It is a reminder of how the ash flung out from a volcano can be even more devastating than the eruption itself. The eruption of Laki on Iceland in June, 1783 produced a cloud that spread as far as Moscow and Baghdad. In England, it turned the weather bleak and foggy while in Alaska, the Kauwerak tribe dubbed 1783 “the year summer did not come.” There followed one of the worst winters in 250 years in Europe and America. According to some estimates, the eruption indirectly caused up to 200,000 deaths.

The effects of Laki were probably exacerbated by the eruption of another volcano two months later – Mount Asama in Japan. It lowered temperatures, causing crop failure and famine, with harvests not recovering for a decade.

Indonesia’s Tambora went up in smoke in 1815, producing another year without a summer. Snow fell in Canada and New England in June, and in England in July. The famine and disease of the aftermath were deadly enough to kill perhaps 80,000 in Indonesia and 200,000 in Europe. Alarming, but not as deadly as the prehistoric eruption at Toba (also in Indonesia). The volcanic winter that followed is reckoned to have wiped out 99% of the humans then walking the earth.

Wednesday 14 April 2010

China - land of disasters

At least 400 people have been killed in an earthquake that has struck the remote area of Yushu in China’s western Qinghai province. The quake measured 6.9, compared with 7.0 in Haiti and 8.8 in Chile in February.

Nearly every building in the town of Jiegu is said to have been destroyed. Many Tibetans live in the area, and the relief effort is being hampered by landslides that have blocked roads.

China’s worst earthquake in recent years was the one that struck Sichuan in 2008 killing 87,000, but it is truly a country of disasters. Probably the deadliest earthquake the world has ever seen killed 830,000 people in Shaanxi province in 1556, while China also suffered the worst floods in history, with the Yellow River killing up to 2.5 million when it burst its banks in 1889, and the Yangtze and Yellow Rivers accounting for perhaps 3 million in 1931.

More than 1,540 miners perished in the world’s worst mining disaster at Honkeiko in 1942, while in the late 1870’s up to 13 million people died in one of the country's regular famines. The great hunger of 1959-61, hugely aggravated by Chairman Mao’s doctrinaire policies, brought a death toll of perhaps 40 million, while an estimated 36 million were killed in the An Lushan rebellion of the 8th century. For more details on all these stories, see A Disastrous History of the World.

(See also my blogs of Jan 10, Feb 22, March 27, May 11, July 28, Nov 19 and 23, 2009, Jan 15 and 22, Feb 9 and 15, 2010.)

Tuesday 13 April 2010

D-Day - civilian casualties

I’ve been reading Anthony Beevor’s impressive tome, D-Day. Beevor puts the number of French civilians killed in the months leading up to the 1944 Allied landings in Normandy at 15,000.

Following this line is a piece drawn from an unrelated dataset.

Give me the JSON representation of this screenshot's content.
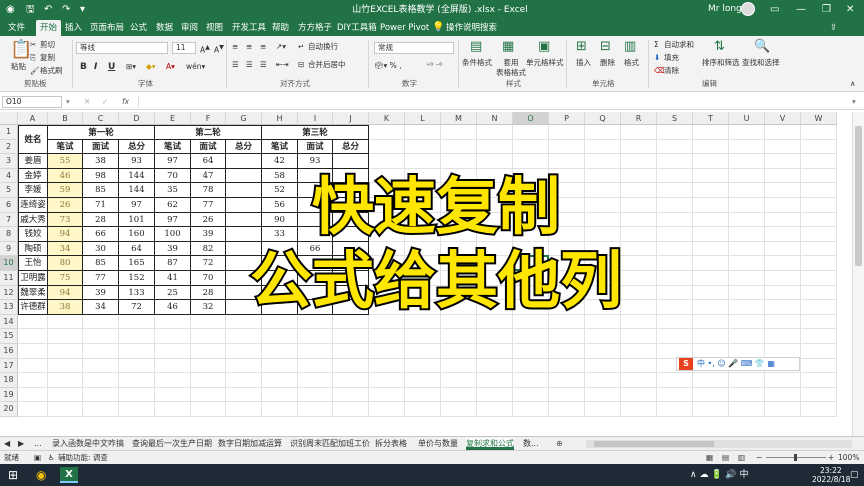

The Allies’ trump card was their air supremacy, but Churchill had mooted the idea of setting a ceiling of 10,000 for the number of French civilian casualties during the campaign. After that bombing would have to cease. The suggestion was rejected.

About 3,000 French people were killed in the first 24 hours of the operation, double the number of US service personnel who died. Among the places that suffered particularly heavy casualties during the invasion were Saint-Lo where about 300 died, and Caen, where the death toll was over 800.

The Germans, meanwhile, continued their systematic murder of French civilians. On June 8, 1944 they hanged 98 citizens of Tulle from the town’s trees. Two days later, in the most notorious massacre of all, they descended on Oradour-sur-Glane, shooting all the men, then herding the women and children into the church, which they set on fire. A total of 642 died, and the Nazis had got the wrong village. They were supposed to be taking revenge for an attack by the Resistance at Oradour-sur-Vayres, 15 miles away. Altogether, nearly 20,000 French civilians perished during the campaign.